NEW YORK, USA – The world is not only facing “a global health pandemic but also a global humanitarian catastrophe”, the UN food relief agency chief told the security council on Tuesday, noting that the global spread of COVID-19 this year has sparked “the worst humanitarian crisis since World War II”, executive director of the World Food Programme (WFP) David Beasley pointed to deepening crises, more frequent natural disasters and changing weather patterns, saying “we’re already facing a perfect storm”.
As millions of civilians in conflict-scarred nations teeter on the brink of starvation, he said, “famine is a very real and dangerous possibility”.
Beasley painted a grim picture of 135 million people facing crisis levels of hunger or worse, coupled with an additional 130 million on the edge of starvation prompted by coronavirus, noting that WFP currently offers a lifeline to nearly 100 million people – up from about 80 million just a few years ago.
“If we can’t reach these people with the life-saving assistance they need, our analysis shows that 300,000 people could starve to death every single day over three months”, he upheld. “This does not include the increase of starvation due to COVID-19”. Noting that WFP is the “logistics backbone” for humanitarians and “even more so now for the global effort to beat the COVID-19 pandemic”, the WFP chief urged the Council to “lead the way”.
He asked that all involved in the fighting provide “swift and unimpeded” humanitarian access to vulnerable communities and for coordinated action to support life-saving assistance, along with $350 million in new funding, to set up a network of logistics hubs to keep worldwide humanitarian supply chains moving.
“If we don’t prepare and act now to secure access, avoid funding shortfalls and disruptions to trade – we could be facing multiple famines of biblical proportions within a short few months,” Beasley warning, “we do not have time on our side, so let’s act wisely – and let’s act fast”.
Director-General of the Food and Agriculture Organization (FAO), Qu Dongyu highlighted the link between conflict and food security and how the newly released 2020 Global Report on Food Crises report, clearly links conflict and rising levels of acute food insecurity.
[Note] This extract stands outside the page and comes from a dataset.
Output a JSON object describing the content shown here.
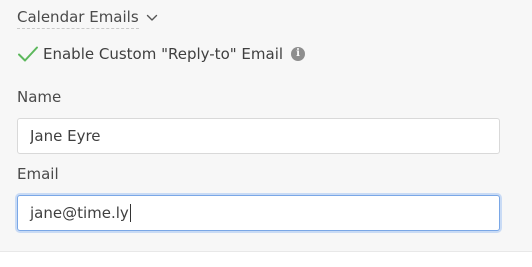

Against the backdrop that 135 million people in 55 countries experienced acute food insecurity in 2019, nearly 60 percent of whom lived in conflict or instability, he cited Yemen as the world’s worst food and malnutrition crisis this year, saying that the number of acutely food-insecure people there is “expected to exceed 17 million”.
The FAO chief also drew a connection between livelihood interventions and peace processes, spelling out that “coherent actions are needed among humanitarian, development and peace actors to address the root causes of acute food insecurity,” flagged that “the forecasts for food security in 2020 look bleak”, he underscored the importance of early warning and quick action to pre-empt food insecurity caused by conflicts.
While conflicts, extreme weather, desert locusts, economic shocks and now COVID-19, are likely to “push more people into acute food insecurity”, Qu saw a ray of hope, saying that “by closely monitoring the evolution of these shocks, we can rapidly intervene to mitigate their impacts”. Noting that widespread conflict and instability lead to food insecurity and that reducing or preventing conflict reduces and prevents hunger, the FAO chief closed by saying: “We have mobilized our organizations in ways not seen since the foundation of the UN”.
Former top UN humanitarian affairs official, Jan Egeland, now secretary-general of the Norwegian Refugee Council, appealed to the Security Council for help with field-based obstacles in reaching hungry people living in a wartime setting.
“In my 40 years as a humanitarian worker, I have never seen as many people displaced by conflict as now”, he said.
“We see longer, crueler conflicts cause mounting hunger, as families flee their homes, their farms their fields and their livelihoods and they become dependent on the generosity on the hosts’ communities that themselves are in the precarious situation”. He elaborated that Burkina Faso has experienced a ten-fold increase in forced displacement in just one year, saying, “nowhere else in the world” has such an escalation been seen.
To mitigate the humanitarian situation, Egeland made five “concrete asks”, beginning with “safe and unimpeded humanitarian access to everyone everywhere”. He also stressed the need for stronger humanitarian diplomacy to reach people with assistance and to strengthen “deconfliction”, saying that by informing parties of protected humanitarian sites and aid convoys, humanitarians can deliver support without being attacked.
“Most importantly”, concluded Egeland, “there must be accountability for attacks on protected sites”.